But it was the very thoughtful quintessentially English perennial meadow edging that really won my heart. Enveloping the Yorkshire canal and lock gates, with a warm hug, instantly transporting us all to riverside town or country village. Digitalis and teasel spires, a lower, shaded floor of ferns and a sprinkling of erigeron daisies spilling out of the stone walls. There was even a traditional lock keeper’s cottage, what a spot for a cup of tea watching the water and wildlife go by.
The Daily Telegraph Garden, designed by Cleve West, 2011
Chosen by Emma Crawforth - Gardening Editor
I was working for a plant nursery supplying several of the Chelsea gardens in 2011 and spending my days running around the plants, watering, deadheading and moving them between hardstanding and polytunnel areas, to get them to the right stage for the show. I couldn’t imagine what one of the gardens we grew plants for was going to look like – Cleve West’s The Daily Telegraph Garden. A mix of yew topiary, valerian, an unusual and very upright Dianthus, (D. cruentus) with a rumour of yellow parsnip flowers from Cleve’s allotment joining them. The garden of course turned out to be beautiful, the scene of an ancient ruin inspired by a holiday. It won Best in Show and I spent a deliriously happy day standing next to it, identifying the unusual plants for curious visitors.
City Living, designed by Kate Gould - 2017
Chosen by Lily Middleton - Content Creator
I live in an urban environment and do my best to make it as green as possible, so this garden was truly inspiring. Many of the structural elements of the design reminded me of the endless new builds popping up in my area but with nature and planting at its heart - an aspirational vision of what urban design could be like. The planting reflects the light levels available on each storey of this impressive show garden and I particularly love the luscious ferns in the basement, perfect for shady balconies. The colour scheme of the planting contrasts wonderfully with the urban structures and the stunning shock of orange from the oversized lamps is quite delicious. I can only wish that my block would embrace planting to the same level as this stunning design.
House plant studios, 2021
Chosen by Adam Duxbury - Features Editor
When Chelsea returned for an excitingly-autumnal outing last year, it introduced a brand new category: the Houseplant Studios. Indoor gardening was a piece of the Chelsea puzzle I always felt was missing until that point, and the results did not disappoint. Taking over Ranelagh Gardens, several house plant experts, stylists and sellers popped up with fascinating huts bursting with fun and fabulous specimens. I spent ages poring over the wackier plants and feeling inspired to cram even more house plants into my own home (sorry, husband). I can’t wait to see what year two brings.

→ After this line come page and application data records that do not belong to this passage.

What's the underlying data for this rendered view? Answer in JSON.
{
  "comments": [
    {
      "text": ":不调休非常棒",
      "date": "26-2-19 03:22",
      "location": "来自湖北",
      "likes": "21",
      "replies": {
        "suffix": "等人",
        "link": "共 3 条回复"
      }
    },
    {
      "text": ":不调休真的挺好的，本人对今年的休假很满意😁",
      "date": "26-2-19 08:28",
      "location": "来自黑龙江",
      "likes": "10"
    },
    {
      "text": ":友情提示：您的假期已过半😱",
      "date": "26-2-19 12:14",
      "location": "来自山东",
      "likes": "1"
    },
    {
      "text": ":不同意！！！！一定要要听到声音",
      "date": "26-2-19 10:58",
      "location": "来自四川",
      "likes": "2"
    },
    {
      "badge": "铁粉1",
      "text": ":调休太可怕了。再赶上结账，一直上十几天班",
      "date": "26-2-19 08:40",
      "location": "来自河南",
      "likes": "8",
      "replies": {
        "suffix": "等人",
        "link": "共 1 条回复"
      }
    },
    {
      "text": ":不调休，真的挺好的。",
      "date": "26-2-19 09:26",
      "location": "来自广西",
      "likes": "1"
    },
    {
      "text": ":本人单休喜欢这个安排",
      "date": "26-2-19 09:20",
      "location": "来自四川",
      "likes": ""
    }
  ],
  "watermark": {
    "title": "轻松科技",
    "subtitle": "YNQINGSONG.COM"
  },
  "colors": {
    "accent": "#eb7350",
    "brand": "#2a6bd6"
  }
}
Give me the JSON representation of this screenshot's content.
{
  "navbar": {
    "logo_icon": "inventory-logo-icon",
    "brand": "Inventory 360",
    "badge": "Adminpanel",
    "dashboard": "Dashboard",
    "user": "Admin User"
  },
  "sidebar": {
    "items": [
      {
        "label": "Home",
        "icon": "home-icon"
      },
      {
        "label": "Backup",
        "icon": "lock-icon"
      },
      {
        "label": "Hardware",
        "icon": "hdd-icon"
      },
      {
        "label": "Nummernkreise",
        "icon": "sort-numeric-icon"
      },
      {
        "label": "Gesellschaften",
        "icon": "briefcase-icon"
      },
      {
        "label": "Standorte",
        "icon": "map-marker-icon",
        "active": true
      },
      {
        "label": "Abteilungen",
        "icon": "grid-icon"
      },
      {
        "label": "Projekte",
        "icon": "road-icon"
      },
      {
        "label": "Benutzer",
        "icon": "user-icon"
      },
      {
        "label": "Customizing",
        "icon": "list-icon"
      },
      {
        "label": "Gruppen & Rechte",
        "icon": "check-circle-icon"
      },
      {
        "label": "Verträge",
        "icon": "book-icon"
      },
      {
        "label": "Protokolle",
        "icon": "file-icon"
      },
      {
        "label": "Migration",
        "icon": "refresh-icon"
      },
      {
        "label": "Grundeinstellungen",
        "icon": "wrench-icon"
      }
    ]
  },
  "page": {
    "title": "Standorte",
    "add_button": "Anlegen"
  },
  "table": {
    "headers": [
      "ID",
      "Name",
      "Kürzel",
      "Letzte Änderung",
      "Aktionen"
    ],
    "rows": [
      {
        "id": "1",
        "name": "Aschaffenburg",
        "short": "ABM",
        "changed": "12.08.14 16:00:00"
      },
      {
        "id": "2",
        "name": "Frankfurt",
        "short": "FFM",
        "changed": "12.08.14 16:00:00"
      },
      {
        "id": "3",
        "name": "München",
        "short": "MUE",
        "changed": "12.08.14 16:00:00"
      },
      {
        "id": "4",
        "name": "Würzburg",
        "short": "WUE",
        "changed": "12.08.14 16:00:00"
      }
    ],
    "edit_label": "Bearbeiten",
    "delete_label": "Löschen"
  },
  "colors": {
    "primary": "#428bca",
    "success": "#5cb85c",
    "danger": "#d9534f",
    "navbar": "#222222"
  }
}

Geranium ‘Rozanne’, 2000
Chosen by Lucy Hall - Editor
Chelsea has been the launchpad for so many plants of note, and I aim to trial many of them to see whether the initial hype is justified. But none this century has had the appeal, longevity and vigour of hardy Geranium ‘Rozanne’. She made her debut in 2000, after 11 years of breeding that yielded a geranium like no other – flowering non-stop for six months with true-blue, nectar-rich blooms, and autumn foliage tints that extend interest deep into winter. An easy-going plant that’s perfect for today’s low-maintenance needs, it’s also rated by experts, scooping many awards including the RHS Award of Garden Merit and Chelsea ‘Plant of the Century’. Choose it for a cottage scheme, or play with the colour palette of citrus geums and bronze grasses for a contemporary feel. I’d not be without it – and reckon everyone who grows it, loves it.